** Exercise requirements **
Which of the lines below include the word "views"? Pull each one out.
Top of Material shown
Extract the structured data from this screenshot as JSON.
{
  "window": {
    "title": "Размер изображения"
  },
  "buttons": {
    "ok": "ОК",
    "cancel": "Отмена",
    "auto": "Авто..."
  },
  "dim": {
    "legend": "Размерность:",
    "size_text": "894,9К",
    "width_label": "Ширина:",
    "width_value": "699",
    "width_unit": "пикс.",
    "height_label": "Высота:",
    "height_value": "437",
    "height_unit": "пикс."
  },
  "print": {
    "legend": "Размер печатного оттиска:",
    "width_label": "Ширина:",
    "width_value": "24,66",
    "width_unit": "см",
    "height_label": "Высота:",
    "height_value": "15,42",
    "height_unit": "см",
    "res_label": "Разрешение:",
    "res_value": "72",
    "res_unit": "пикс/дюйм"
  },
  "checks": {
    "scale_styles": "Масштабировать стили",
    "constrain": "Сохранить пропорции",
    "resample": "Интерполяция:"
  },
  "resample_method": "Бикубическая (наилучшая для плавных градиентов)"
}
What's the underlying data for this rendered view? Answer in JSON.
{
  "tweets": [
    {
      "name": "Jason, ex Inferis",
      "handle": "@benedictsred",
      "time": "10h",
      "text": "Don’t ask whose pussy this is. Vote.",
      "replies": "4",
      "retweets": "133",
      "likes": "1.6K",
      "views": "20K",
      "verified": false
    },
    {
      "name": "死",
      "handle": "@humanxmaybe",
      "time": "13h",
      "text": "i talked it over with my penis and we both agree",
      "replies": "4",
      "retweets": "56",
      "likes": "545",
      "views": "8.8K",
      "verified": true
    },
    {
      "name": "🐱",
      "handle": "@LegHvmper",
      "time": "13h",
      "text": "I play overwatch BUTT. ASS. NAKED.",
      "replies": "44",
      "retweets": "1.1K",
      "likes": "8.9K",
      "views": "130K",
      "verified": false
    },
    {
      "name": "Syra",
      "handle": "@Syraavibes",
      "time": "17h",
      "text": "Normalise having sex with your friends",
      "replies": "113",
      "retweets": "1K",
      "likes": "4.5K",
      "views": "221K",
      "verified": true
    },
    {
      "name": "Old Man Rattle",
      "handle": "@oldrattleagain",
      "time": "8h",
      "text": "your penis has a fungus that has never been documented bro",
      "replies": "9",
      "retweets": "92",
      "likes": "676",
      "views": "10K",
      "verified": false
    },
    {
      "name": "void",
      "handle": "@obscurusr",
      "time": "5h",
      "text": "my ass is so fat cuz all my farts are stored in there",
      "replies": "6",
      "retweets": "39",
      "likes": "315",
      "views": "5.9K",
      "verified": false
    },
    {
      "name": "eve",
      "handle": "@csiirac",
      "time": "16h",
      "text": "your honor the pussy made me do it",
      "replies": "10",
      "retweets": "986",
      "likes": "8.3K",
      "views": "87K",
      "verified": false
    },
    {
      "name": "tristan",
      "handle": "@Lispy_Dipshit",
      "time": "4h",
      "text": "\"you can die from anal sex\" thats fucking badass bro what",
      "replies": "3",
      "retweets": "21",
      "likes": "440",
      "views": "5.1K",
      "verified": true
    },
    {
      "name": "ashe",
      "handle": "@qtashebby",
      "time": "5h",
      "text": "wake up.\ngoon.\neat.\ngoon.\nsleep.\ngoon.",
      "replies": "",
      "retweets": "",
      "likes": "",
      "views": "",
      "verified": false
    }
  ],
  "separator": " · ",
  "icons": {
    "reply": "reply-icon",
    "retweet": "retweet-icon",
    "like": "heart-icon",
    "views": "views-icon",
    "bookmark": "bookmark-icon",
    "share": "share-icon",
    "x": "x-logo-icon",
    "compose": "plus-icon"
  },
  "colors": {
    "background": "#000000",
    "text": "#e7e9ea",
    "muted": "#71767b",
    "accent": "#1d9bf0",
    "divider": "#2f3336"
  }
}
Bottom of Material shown
** Answer box **
      "views": "20K",
      "views": "8.8K",
      "views": "130K",
      "views": "221K",
      "views": "10K",
      "views": "5.9K",
      "views": "87K",
      "views": "5.1K",
      "views": "",
    "views": "views-icon",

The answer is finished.